#### Exercise objective:
In the listing that follows, count each line containing the string "Reingold" and report only the count.

^^^^^^^^^^^^^^^^

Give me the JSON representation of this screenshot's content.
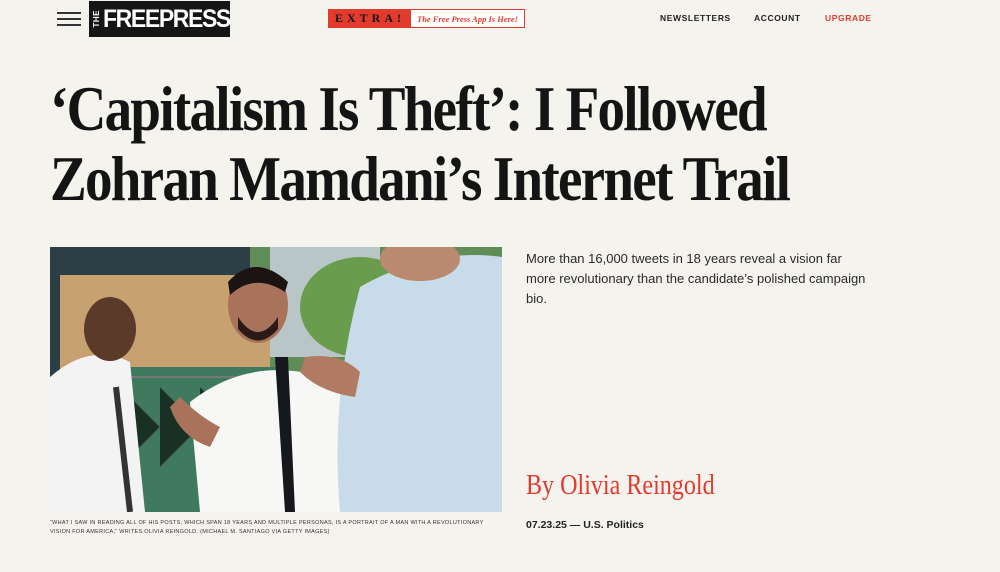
{
  "header": {
    "logo_the": "THE",
    "logo_name": "FREEPRESS",
    "extra_tag": "EXTRA!",
    "extra_message": "The Free Press App Is Here!",
    "nav": [
      "NEWSLETTERS",
      "ACCOUNT",
      "UPGRADE"
    ],
    "accent_color": "#e23b2e"
  },
  "article": {
    "headline": "‘Capitalism Is Theft’: I Followed Zohran Mamdani’s Internet Trail",
    "dek": "More than 16,000 tweets in 18 years reveal a vision far more revolutionary than the candidate’s polished campaign bio.",
    "byline": "By Olivia Reingold",
    "date": "07.23.25",
    "separator": " — ",
    "section": "U.S. Politics",
    "caption": "“What I saw in reading all of his posts, which span 18 years and multiple personas, is a portrait of a man with a revolutionary vision for America,” writes Olivia Reingold. (Michael M. Santiago via Getty Images)"
  }
}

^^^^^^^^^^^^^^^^

#### Answer to the problem:
2